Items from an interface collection
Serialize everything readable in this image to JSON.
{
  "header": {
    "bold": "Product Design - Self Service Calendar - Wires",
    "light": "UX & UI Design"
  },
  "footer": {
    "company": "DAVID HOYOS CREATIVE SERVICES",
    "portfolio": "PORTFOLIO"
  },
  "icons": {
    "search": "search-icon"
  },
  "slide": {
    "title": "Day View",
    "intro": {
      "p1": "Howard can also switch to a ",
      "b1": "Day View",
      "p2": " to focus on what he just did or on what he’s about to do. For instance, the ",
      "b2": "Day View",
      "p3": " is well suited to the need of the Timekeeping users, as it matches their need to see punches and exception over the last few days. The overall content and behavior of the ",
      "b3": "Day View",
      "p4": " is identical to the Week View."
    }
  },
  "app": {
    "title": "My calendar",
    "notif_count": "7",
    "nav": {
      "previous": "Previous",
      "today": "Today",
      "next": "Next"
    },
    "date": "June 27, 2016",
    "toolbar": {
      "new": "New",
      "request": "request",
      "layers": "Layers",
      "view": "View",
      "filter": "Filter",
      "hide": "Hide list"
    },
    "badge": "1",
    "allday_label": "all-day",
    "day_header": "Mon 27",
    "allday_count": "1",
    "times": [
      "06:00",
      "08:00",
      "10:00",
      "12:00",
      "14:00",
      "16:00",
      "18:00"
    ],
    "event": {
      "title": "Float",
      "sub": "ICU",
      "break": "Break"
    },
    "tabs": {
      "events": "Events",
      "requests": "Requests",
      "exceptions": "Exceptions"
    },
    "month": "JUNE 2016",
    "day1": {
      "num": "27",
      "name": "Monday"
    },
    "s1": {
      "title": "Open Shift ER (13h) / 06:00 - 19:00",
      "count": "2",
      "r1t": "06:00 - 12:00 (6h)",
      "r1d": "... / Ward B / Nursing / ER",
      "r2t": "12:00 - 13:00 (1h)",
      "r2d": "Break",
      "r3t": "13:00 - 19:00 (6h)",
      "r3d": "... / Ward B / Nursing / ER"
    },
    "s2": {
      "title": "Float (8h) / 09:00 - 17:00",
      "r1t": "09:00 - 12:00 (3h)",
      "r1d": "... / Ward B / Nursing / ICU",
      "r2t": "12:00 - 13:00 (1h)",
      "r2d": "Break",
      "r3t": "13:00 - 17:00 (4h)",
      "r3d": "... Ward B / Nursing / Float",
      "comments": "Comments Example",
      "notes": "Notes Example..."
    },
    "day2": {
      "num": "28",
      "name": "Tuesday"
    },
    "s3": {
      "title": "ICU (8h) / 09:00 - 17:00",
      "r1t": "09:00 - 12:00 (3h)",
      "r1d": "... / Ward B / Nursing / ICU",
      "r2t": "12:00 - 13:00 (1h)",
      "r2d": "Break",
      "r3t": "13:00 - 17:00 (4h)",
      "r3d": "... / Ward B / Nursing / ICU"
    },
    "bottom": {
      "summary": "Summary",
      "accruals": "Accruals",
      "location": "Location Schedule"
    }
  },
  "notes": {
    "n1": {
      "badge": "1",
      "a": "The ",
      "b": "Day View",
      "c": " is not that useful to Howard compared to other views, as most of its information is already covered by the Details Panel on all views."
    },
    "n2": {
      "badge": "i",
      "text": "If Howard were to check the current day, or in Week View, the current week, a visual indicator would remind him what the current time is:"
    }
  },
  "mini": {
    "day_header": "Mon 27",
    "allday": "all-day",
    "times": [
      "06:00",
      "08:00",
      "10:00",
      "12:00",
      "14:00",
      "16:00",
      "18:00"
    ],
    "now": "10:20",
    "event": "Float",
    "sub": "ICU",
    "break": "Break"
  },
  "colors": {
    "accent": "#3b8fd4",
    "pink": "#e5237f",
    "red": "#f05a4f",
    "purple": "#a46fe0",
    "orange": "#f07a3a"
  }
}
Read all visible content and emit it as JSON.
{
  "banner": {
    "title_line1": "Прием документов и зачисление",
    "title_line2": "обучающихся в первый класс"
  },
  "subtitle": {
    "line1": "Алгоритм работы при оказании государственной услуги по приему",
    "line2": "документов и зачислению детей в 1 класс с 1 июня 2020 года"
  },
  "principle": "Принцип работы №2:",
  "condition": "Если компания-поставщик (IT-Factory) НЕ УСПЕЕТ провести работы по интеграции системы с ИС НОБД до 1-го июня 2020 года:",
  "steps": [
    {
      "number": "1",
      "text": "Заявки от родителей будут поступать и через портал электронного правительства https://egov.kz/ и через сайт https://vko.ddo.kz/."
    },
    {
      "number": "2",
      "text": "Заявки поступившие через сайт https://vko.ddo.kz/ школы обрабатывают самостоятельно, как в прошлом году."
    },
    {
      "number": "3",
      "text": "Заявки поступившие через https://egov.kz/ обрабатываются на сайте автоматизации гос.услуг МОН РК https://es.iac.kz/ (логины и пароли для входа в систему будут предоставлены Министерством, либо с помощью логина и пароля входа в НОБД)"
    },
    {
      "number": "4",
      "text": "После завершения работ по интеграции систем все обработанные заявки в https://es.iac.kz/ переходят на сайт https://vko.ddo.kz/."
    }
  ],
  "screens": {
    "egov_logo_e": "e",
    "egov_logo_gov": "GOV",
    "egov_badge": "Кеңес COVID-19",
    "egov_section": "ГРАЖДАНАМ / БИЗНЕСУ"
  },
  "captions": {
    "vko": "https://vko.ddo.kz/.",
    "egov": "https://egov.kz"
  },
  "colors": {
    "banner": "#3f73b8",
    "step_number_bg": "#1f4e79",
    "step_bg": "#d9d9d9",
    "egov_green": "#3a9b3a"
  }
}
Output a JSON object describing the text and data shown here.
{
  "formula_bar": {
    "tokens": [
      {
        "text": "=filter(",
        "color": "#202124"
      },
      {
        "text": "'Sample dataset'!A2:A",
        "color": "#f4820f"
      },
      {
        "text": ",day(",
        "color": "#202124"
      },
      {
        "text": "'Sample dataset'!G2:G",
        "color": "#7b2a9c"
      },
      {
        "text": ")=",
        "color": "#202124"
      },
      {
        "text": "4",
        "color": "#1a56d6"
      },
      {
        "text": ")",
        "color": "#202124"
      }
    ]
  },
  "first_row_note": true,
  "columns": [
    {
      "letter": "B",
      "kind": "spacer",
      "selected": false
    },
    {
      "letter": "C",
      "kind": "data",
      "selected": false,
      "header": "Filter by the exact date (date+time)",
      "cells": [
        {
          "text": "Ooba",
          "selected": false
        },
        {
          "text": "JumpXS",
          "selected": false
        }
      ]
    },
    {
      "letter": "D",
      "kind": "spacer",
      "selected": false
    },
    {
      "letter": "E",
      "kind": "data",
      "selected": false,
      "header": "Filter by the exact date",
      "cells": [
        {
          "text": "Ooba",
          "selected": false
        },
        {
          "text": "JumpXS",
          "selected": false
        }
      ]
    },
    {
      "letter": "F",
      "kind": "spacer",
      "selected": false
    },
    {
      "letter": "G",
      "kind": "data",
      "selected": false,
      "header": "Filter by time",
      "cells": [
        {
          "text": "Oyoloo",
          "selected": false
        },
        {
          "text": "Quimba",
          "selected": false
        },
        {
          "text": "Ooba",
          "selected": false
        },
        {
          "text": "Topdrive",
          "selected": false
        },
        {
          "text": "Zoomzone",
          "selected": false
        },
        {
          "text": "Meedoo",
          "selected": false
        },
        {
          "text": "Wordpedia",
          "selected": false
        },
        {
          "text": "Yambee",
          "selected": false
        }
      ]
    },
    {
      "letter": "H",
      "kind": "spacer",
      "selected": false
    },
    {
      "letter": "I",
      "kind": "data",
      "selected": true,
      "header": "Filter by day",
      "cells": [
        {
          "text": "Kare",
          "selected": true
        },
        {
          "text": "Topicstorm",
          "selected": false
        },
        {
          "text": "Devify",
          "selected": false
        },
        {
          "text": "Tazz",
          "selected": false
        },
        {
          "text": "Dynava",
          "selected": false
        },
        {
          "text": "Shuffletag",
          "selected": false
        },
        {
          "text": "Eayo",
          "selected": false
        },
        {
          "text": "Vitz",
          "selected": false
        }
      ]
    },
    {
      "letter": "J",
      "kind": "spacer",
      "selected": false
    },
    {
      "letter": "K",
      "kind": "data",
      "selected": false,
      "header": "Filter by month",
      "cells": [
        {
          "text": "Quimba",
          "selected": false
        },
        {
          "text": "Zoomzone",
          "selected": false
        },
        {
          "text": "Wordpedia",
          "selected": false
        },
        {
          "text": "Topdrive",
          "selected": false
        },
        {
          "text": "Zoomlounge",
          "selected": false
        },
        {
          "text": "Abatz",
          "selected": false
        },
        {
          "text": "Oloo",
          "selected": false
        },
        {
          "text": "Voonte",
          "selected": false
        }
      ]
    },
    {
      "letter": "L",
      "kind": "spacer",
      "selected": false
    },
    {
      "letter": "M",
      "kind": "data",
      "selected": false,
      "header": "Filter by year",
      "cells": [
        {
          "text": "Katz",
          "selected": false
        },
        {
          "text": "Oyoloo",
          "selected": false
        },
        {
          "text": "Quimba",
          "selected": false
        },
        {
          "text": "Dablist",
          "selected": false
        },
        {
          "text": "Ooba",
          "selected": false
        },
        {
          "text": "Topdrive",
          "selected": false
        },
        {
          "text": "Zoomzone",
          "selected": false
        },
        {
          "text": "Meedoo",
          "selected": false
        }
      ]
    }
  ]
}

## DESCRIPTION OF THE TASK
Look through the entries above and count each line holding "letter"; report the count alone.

## OUTPUT OF THE EXERCISE
12